The board will vote on the proposed policy change at its meeting at 5 p.m. Thursday. If you want speak about that or any other issue, you can call the board office at 865-594-1623 before 4 p.m. Wednesday, or — for now — sign up at the meeting.


For the second day in a row, we’re reporting on breakthroughs at Oak Ridge National Laboratory that could help combat climate change.

ORNL announced Monday that it had licensed a new chemical method to extract carbon dioxide from the air so it can be sequestered underground. Yesterday, the lab touted a new process that increases the efficiency of solid-state batteries for use in electric vehicles.

The batteries use a solid electrolyte instead of a potentially flammable liquid. Lead researcher Marm Dixit and his team developed a new method for pressing the electrolyte that virtually eliminates tiny air pockets that can block the flow of ions between electrodes. The process enables the battery to charge twice as fast, according to an ORNL news release.

The approach involves heating the press after applying the electrolyte to it, then letting the electrolyte cool under pressure. The process boosts conductivity almost 1,000 times.

“It’s the same material,” Dixit said. “You’re just changing how you make it, while improving the battery performance on a number of fronts.”

ORNL said the results demonstrate a way to process solid electrolytes at an industrial scale while providing control over their internal structure for a more reliable battery.

Knox County District Attorney General Charme Allen is releasing a new batch of episodes of her podcast, Generally Speaking.

She launched the series of informational discussions about her office's different criminal prosecution units with six episodes in 2021. After a hiatus last year (while Allen was running for re-election), it is returning with another set of episodes this year.

The first, on the office's Elder Abuse Unit, was released Monday. There will be new ones weekly for the next five weeks, on topics including the White Collar Unit, the Mental Health Unit, and sentencing.

You can find links to all of the episodes right here.


Kid A’Riffic Fun in the Park returns today for another two-month run at parks throughout the city.

The first event this season will be held 10 a.m.-1 p.m. today at Fountain City Park, 117 Hotel Road. Activities include craft making, games and more for kids ages 2-12. Admission is free, but participants should park in lots marked with Kid A’Riffic Parking signs.

Events will be held 10 a.m.-1 p.m. on Wednesdays in June and July at the following locations:

June 14: Chilhowee Park, 3301 E. Magnolia Ave.

June 21: Safety City of Knoxville, 165 S. Concord St.

June 28: Fort Kid, 1049 World’s Fair Park Drive.

July 12: Ijams Nature Center, 2915 Island Home Ave.

July 19: Lakeshore Park, 5930 Lyons View Pike.

July 26: World’s Fair Park.

You can come fishin' too! This Saturday, June 10, is Free Fishing Day from 8 a.m. to noon at the Cove at Concord Park. The event is sponsored by Knox County and the Tennessee Wildlife Resources Agency (TWRA).

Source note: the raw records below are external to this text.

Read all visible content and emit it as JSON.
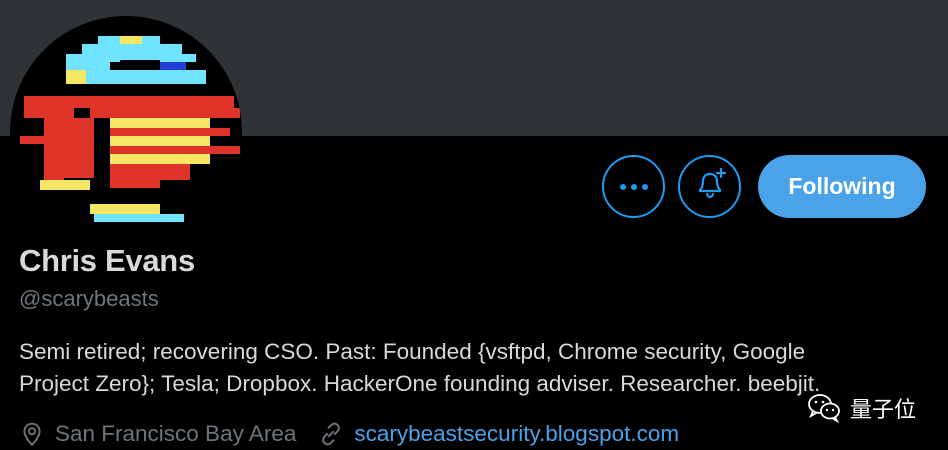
{
  "profile": {
    "name": "Chris Evans",
    "handle": "@scarybeasts",
    "bio_line1": "Semi retired; recovering CSO. Past: Founded {vsftpd, Chrome security, Google",
    "bio_line2": "Project Zero}; Tesla; Dropbox. HackerOne founding adviser. Researcher. beebjit.",
    "location": "San Francisco Bay Area",
    "website": "scarybeastsecurity.blogspot.com"
  },
  "actions": {
    "more_icon": "more-horizontal-icon",
    "bell_icon": "notification-bell-plus-icon",
    "following_label": "Following"
  },
  "watermark": {
    "text": "量子位",
    "icon": "wechat-icon"
  },
  "colors": {
    "banner": "#2f3336",
    "background": "#000000",
    "accent": "#1d9bf0",
    "following_button": "#4aa3e8",
    "secondary_text": "#6e767d",
    "primary_text": "#d9d9d9"
  }
}
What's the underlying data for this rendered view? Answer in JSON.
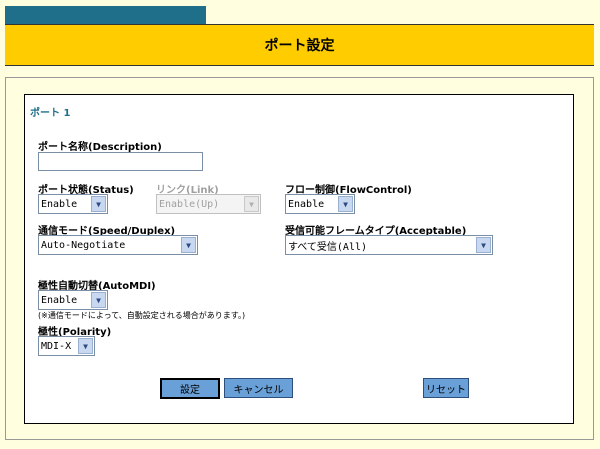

It is geared toward families and children and allows those who participate to fish without a license for the day. The idea is to give young would-be anglers a chance to try out the sport.


TWRA will stock the pond with catfish prior to the event.  It also contains bluegill and bass.

It's important to learn good fishing form when you're young.